Dataset rows describing interfaces:
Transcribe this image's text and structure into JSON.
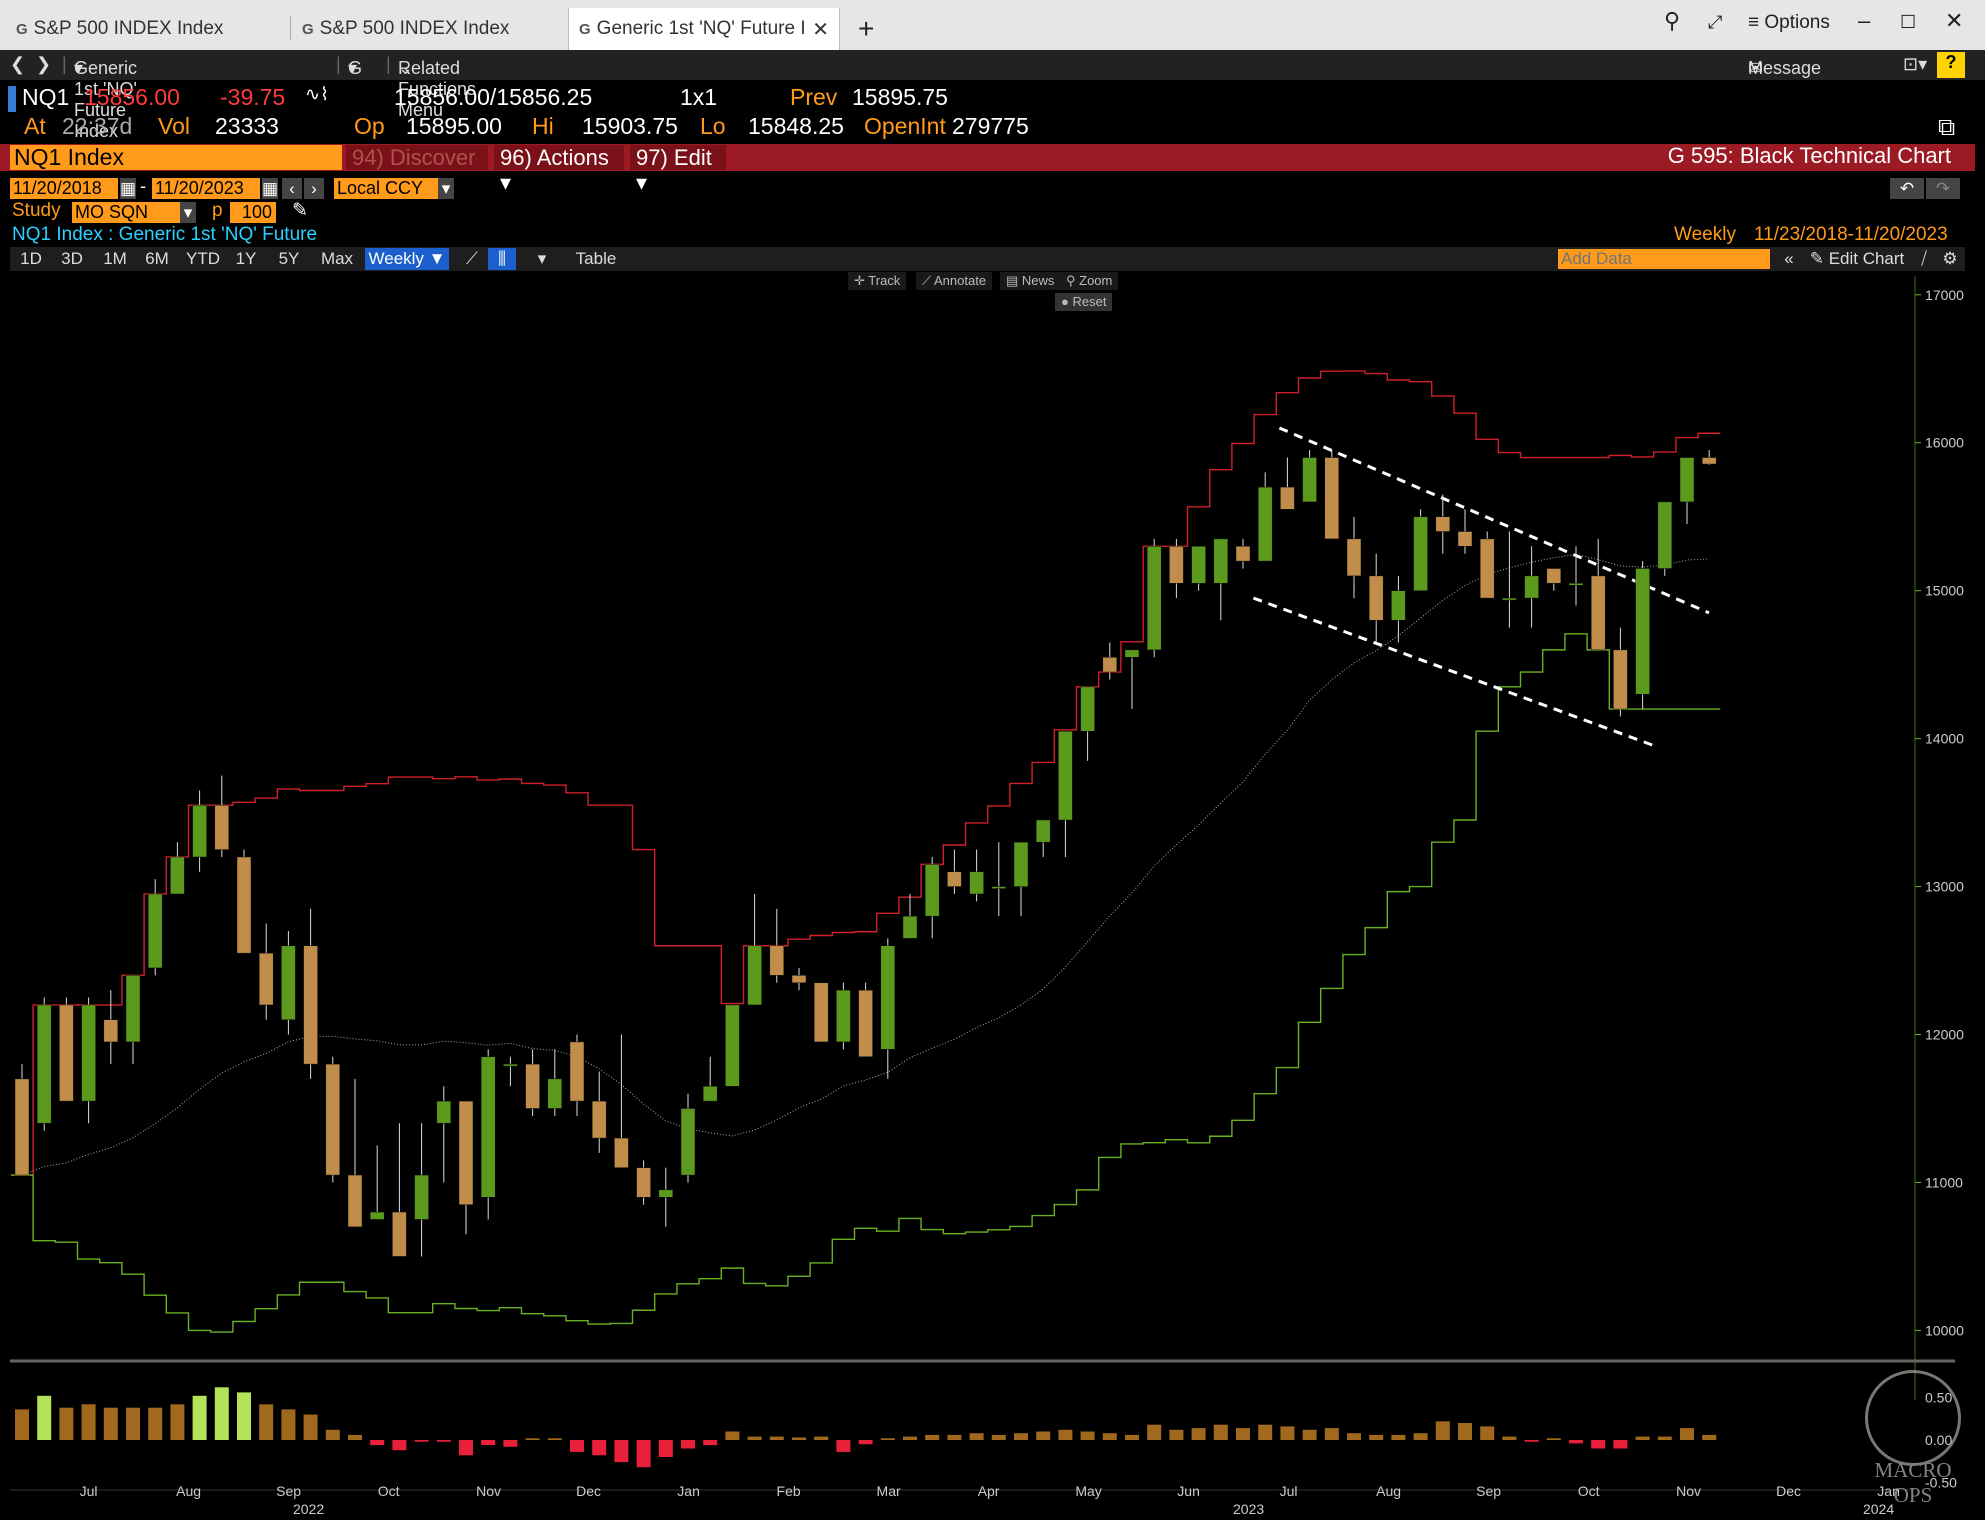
{
  "tabs": [
    {
      "icon": "G",
      "label": "S&P 500 INDEX Index"
    },
    {
      "icon": "G",
      "label": "S&P 500 INDEX Index"
    },
    {
      "icon": "G",
      "label": "Generic 1st 'NQ' Future Ind"
    }
  ],
  "window": {
    "options_label": "Options"
  },
  "nav": {
    "security_menu": "Generic 1st 'NQ' Future Index",
    "g_menu": "G",
    "related": "Related Functions Menu",
    "message": "Message",
    "help": "?"
  },
  "quote": {
    "ticker": "NQ1",
    "last": "15856.00",
    "change": "-39.75",
    "bidask": "15856.00/15856.25",
    "size": "1x1",
    "prev_label": "Prev",
    "prev": "15895.75",
    "at_label": "At",
    "time": "22:37d",
    "vol_label": "Vol",
    "vol": "23333",
    "op_label": "Op",
    "open": "15895.00",
    "hi_label": "Hi",
    "high": "15903.75",
    "lo_label": "Lo",
    "low": "15848.25",
    "oi_label": "OpenInt",
    "open_interest": "279775"
  },
  "command": {
    "security": "NQ1 Index",
    "discover": "94) Discover",
    "actions": "96) Actions",
    "edit": "97) Edit",
    "function_title": "G 595: Black Technical Chart"
  },
  "controls": {
    "start_date": "11/20/2018",
    "end_date": "11/20/2023",
    "dash": "-",
    "currency": "Local CCY",
    "study_label": "Study",
    "study": "MO SQN",
    "p_label": "p",
    "p_value": "100",
    "security_desc": "NQ1 Index : Generic 1st 'NQ' Future",
    "period": "Weekly",
    "range": "11/23/2018-11/20/2023",
    "add_data_placeholder": "Add Data",
    "edit_chart": "Edit Chart"
  },
  "timeframes": [
    "1D",
    "3D",
    "1M",
    "6M",
    "YTD",
    "1Y",
    "5Y",
    "Max"
  ],
  "selected_timeframe": "Weekly",
  "table_label": "Table",
  "chart_tools": [
    "Track",
    "Annotate",
    "News",
    "Zoom"
  ],
  "reset_label": "Reset",
  "watermark": "MACRO OPS",
  "colors": {
    "up": "#5b9a1c",
    "down": "#c08d4a",
    "upper_band": "#d0202a",
    "lower_band": "#6ab023",
    "hist_pos": "#a0691e",
    "hist_neg": "#e8203a",
    "hist_hi": "#b4e35a",
    "accent": "#ff9a1a"
  },
  "chart_data": {
    "type": "candlestick",
    "period": "weekly",
    "ylim": [
      9800,
      17100
    ],
    "yticks": [
      10000,
      11000,
      12000,
      13000,
      14000,
      15000,
      16000,
      17000
    ],
    "x_month_labels": [
      "Jul",
      "Aug",
      "Sep",
      "Oct",
      "Nov",
      "Dec",
      "Jan",
      "Feb",
      "Mar",
      "Apr",
      "May",
      "Jun",
      "Jul",
      "Aug",
      "Sep",
      "Oct",
      "Nov",
      "Dec",
      "Jan"
    ],
    "x_year_labels": [
      "2022",
      "2023",
      "2024"
    ],
    "candles": [
      {
        "o": 11700,
        "h": 11800,
        "l": 11050,
        "c": 11050
      },
      {
        "o": 11400,
        "h": 12250,
        "l": 11350,
        "c": 12200
      },
      {
        "o": 12200,
        "h": 12250,
        "l": 11550,
        "c": 11550
      },
      {
        "o": 11550,
        "h": 12250,
        "l": 11400,
        "c": 12200
      },
      {
        "o": 12100,
        "h": 12300,
        "l": 11800,
        "c": 11950
      },
      {
        "o": 11950,
        "h": 12400,
        "l": 11800,
        "c": 12400
      },
      {
        "o": 12450,
        "h": 13050,
        "l": 12400,
        "c": 12950
      },
      {
        "o": 12950,
        "h": 13300,
        "l": 12950,
        "c": 13200
      },
      {
        "o": 13200,
        "h": 13650,
        "l": 13100,
        "c": 13550
      },
      {
        "o": 13550,
        "h": 13750,
        "l": 13200,
        "c": 13250
      },
      {
        "o": 13200,
        "h": 13250,
        "l": 12550,
        "c": 12550
      },
      {
        "o": 12550,
        "h": 12750,
        "l": 12100,
        "c": 12200
      },
      {
        "o": 12100,
        "h": 12700,
        "l": 12000,
        "c": 12600
      },
      {
        "o": 12600,
        "h": 12850,
        "l": 11700,
        "c": 11800
      },
      {
        "o": 11800,
        "h": 11850,
        "l": 11000,
        "c": 11050
      },
      {
        "o": 11050,
        "h": 11700,
        "l": 10850,
        "c": 10700
      },
      {
        "o": 10750,
        "h": 11250,
        "l": 10800,
        "c": 10800
      },
      {
        "o": 10800,
        "h": 11400,
        "l": 10600,
        "c": 10500
      },
      {
        "o": 10750,
        "h": 11400,
        "l": 10500,
        "c": 11050
      },
      {
        "o": 11400,
        "h": 11650,
        "l": 11000,
        "c": 11550
      },
      {
        "o": 11550,
        "h": 11550,
        "l": 10650,
        "c": 10850
      },
      {
        "o": 10900,
        "h": 11900,
        "l": 10750,
        "c": 11850
      },
      {
        "o": 11800,
        "h": 11850,
        "l": 11650,
        "c": 11800
      },
      {
        "o": 11800,
        "h": 11900,
        "l": 11450,
        "c": 11500
      },
      {
        "o": 11500,
        "h": 11900,
        "l": 11450,
        "c": 11700
      },
      {
        "o": 11950,
        "h": 12000,
        "l": 11450,
        "c": 11550
      },
      {
        "o": 11550,
        "h": 11750,
        "l": 11200,
        "c": 11300
      },
      {
        "o": 11300,
        "h": 12000,
        "l": 11100,
        "c": 11100
      },
      {
        "o": 11100,
        "h": 11150,
        "l": 10850,
        "c": 10900
      },
      {
        "o": 10900,
        "h": 11100,
        "l": 10700,
        "c": 10950
      },
      {
        "o": 11050,
        "h": 11600,
        "l": 11000,
        "c": 11500
      },
      {
        "o": 11550,
        "h": 11850,
        "l": 11550,
        "c": 11650
      },
      {
        "o": 11650,
        "h": 12200,
        "l": 11650,
        "c": 12200
      },
      {
        "o": 12200,
        "h": 12950,
        "l": 12200,
        "c": 12600
      },
      {
        "o": 12600,
        "h": 12850,
        "l": 12350,
        "c": 12400
      },
      {
        "o": 12400,
        "h": 12450,
        "l": 12300,
        "c": 12350
      },
      {
        "o": 12350,
        "h": 12350,
        "l": 11950,
        "c": 11950
      },
      {
        "o": 11950,
        "h": 12350,
        "l": 11900,
        "c": 12300
      },
      {
        "o": 12300,
        "h": 12350,
        "l": 11900,
        "c": 11850
      },
      {
        "o": 11900,
        "h": 12650,
        "l": 11700,
        "c": 12600
      },
      {
        "o": 12650,
        "h": 12950,
        "l": 12650,
        "c": 12800
      },
      {
        "o": 12800,
        "h": 13200,
        "l": 12650,
        "c": 13150
      },
      {
        "o": 13100,
        "h": 13250,
        "l": 12950,
        "c": 13000
      },
      {
        "o": 12950,
        "h": 13250,
        "l": 12900,
        "c": 13100
      },
      {
        "o": 13000,
        "h": 13300,
        "l": 12800,
        "c": 13000
      },
      {
        "o": 13000,
        "h": 13300,
        "l": 12800,
        "c": 13300
      },
      {
        "o": 13300,
        "h": 13450,
        "l": 13200,
        "c": 13450
      },
      {
        "o": 13450,
        "h": 14050,
        "l": 13200,
        "c": 14050
      },
      {
        "o": 14050,
        "h": 14300,
        "l": 13850,
        "c": 14350
      },
      {
        "o": 14550,
        "h": 14650,
        "l": 14400,
        "c": 14450
      },
      {
        "o": 14550,
        "h": 14600,
        "l": 14200,
        "c": 14600
      },
      {
        "o": 14600,
        "h": 15350,
        "l": 14550,
        "c": 15300
      },
      {
        "o": 15300,
        "h": 15350,
        "l": 14950,
        "c": 15050
      },
      {
        "o": 15050,
        "h": 15250,
        "l": 15000,
        "c": 15300
      },
      {
        "o": 15050,
        "h": 15350,
        "l": 14800,
        "c": 15350
      },
      {
        "o": 15300,
        "h": 15350,
        "l": 15150,
        "c": 15200
      },
      {
        "o": 15200,
        "h": 15800,
        "l": 15200,
        "c": 15700
      },
      {
        "o": 15700,
        "h": 15900,
        "l": 15550,
        "c": 15550
      },
      {
        "o": 15600,
        "h": 15950,
        "l": 15600,
        "c": 15900
      },
      {
        "o": 15900,
        "h": 15950,
        "l": 15350,
        "c": 15350
      },
      {
        "o": 15350,
        "h": 15500,
        "l": 14950,
        "c": 15100
      },
      {
        "o": 15100,
        "h": 15250,
        "l": 14650,
        "c": 14800
      },
      {
        "o": 14800,
        "h": 15100,
        "l": 14650,
        "c": 15000
      },
      {
        "o": 15000,
        "h": 15550,
        "l": 15000,
        "c": 15500
      },
      {
        "o": 15500,
        "h": 15650,
        "l": 15250,
        "c": 15400
      },
      {
        "o": 15400,
        "h": 15550,
        "l": 15250,
        "c": 15300
      },
      {
        "o": 15350,
        "h": 15400,
        "l": 14950,
        "c": 14950
      },
      {
        "o": 14950,
        "h": 15400,
        "l": 14750,
        "c": 14950
      },
      {
        "o": 14950,
        "h": 15300,
        "l": 14750,
        "c": 15100
      },
      {
        "o": 15150,
        "h": 15150,
        "l": 15000,
        "c": 15050
      },
      {
        "o": 15050,
        "h": 15300,
        "l": 14900,
        "c": 15050
      },
      {
        "o": 15100,
        "h": 15350,
        "l": 14650,
        "c": 14600
      },
      {
        "o": 14600,
        "h": 14750,
        "l": 14150,
        "c": 14200
      },
      {
        "o": 14300,
        "h": 15200,
        "l": 14200,
        "c": 15150
      },
      {
        "o": 15150,
        "h": 15550,
        "l": 15100,
        "c": 15600
      },
      {
        "o": 15600,
        "h": 15900,
        "l": 15450,
        "c": 15900
      },
      {
        "o": 15900,
        "h": 15950,
        "l": 15850,
        "c": 15856
      }
    ],
    "histogram": [
      0.36,
      0.52,
      0.38,
      0.42,
      0.38,
      0.38,
      0.38,
      0.42,
      0.52,
      0.62,
      0.56,
      0.42,
      0.36,
      0.3,
      0.12,
      0.06,
      -0.06,
      -0.12,
      -0.02,
      -0.02,
      -0.18,
      -0.06,
      -0.08,
      0.02,
      0.02,
      -0.14,
      -0.18,
      -0.26,
      -0.32,
      -0.2,
      -0.1,
      -0.06,
      0.1,
      0.04,
      0.04,
      0.03,
      0.04,
      -0.14,
      -0.05,
      0.02,
      0.04,
      0.06,
      0.06,
      0.08,
      0.06,
      0.08,
      0.1,
      0.12,
      0.1,
      0.08,
      0.06,
      0.18,
      0.12,
      0.14,
      0.18,
      0.14,
      0.18,
      0.16,
      0.12,
      0.14,
      0.08,
      0.06,
      0.06,
      0.08,
      0.22,
      0.2,
      0.16,
      0.04,
      -0.02,
      0.02,
      -0.04,
      -0.1,
      -0.1,
      0.04,
      0.04,
      0.14,
      0.06
    ]
  }
}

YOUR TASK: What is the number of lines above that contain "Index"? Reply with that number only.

OUTPUT BELOW: 5